What is required
Line by line, output the entries below exactly as they appear.

= Beginning of Section =

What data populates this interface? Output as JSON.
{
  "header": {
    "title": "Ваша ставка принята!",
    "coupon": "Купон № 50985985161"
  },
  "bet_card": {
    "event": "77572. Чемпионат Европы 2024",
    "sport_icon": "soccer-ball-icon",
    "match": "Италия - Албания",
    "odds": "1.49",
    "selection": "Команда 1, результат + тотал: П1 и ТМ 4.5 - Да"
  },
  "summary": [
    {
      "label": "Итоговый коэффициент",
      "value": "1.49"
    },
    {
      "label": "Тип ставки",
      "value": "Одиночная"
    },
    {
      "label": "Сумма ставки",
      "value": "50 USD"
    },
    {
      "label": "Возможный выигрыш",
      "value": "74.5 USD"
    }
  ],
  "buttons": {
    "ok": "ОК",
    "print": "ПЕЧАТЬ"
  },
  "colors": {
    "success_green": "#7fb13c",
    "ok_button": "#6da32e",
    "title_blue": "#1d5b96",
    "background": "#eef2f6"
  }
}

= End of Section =

Solution for this problem
What data populates this interface? Output as JSON.
{
  "header": {
    "title": "Ваша ставка принята!",
    "coupon": "Купон № 50985985161"
  },
  "bet_card": {
    "event": "77572. Чемпионат Европы 2024",
    "sport_icon": "soccer-ball-icon",
    "match": "Италия - Албания",
    "odds": "1.49",
    "selection": "Команда 1, результат + тотал: П1 и ТМ 4.5 - Да"
  },
  "summary": [
    {
      "label": "Итоговый коэффициент",
      "value": "1.49"
    },
    {
      "label": "Тип ставки",
      "value": "Одиночная"
    },
    {
      "label": "Сумма ставки",
      "value": "50 USD"
    },
    {
      "label": "Возможный выигрыш",
      "value": "74.5 USD"
    }
  ],
  "buttons": {
    "ok": "ОК",
    "print": "ПЕЧАТЬ"
  },
  "colors": {
    "success_green": "#7fb13c",
    "ok_button": "#6da32e",
    "title_blue": "#1d5b96",
    "background": "#eef2f6"
  }
}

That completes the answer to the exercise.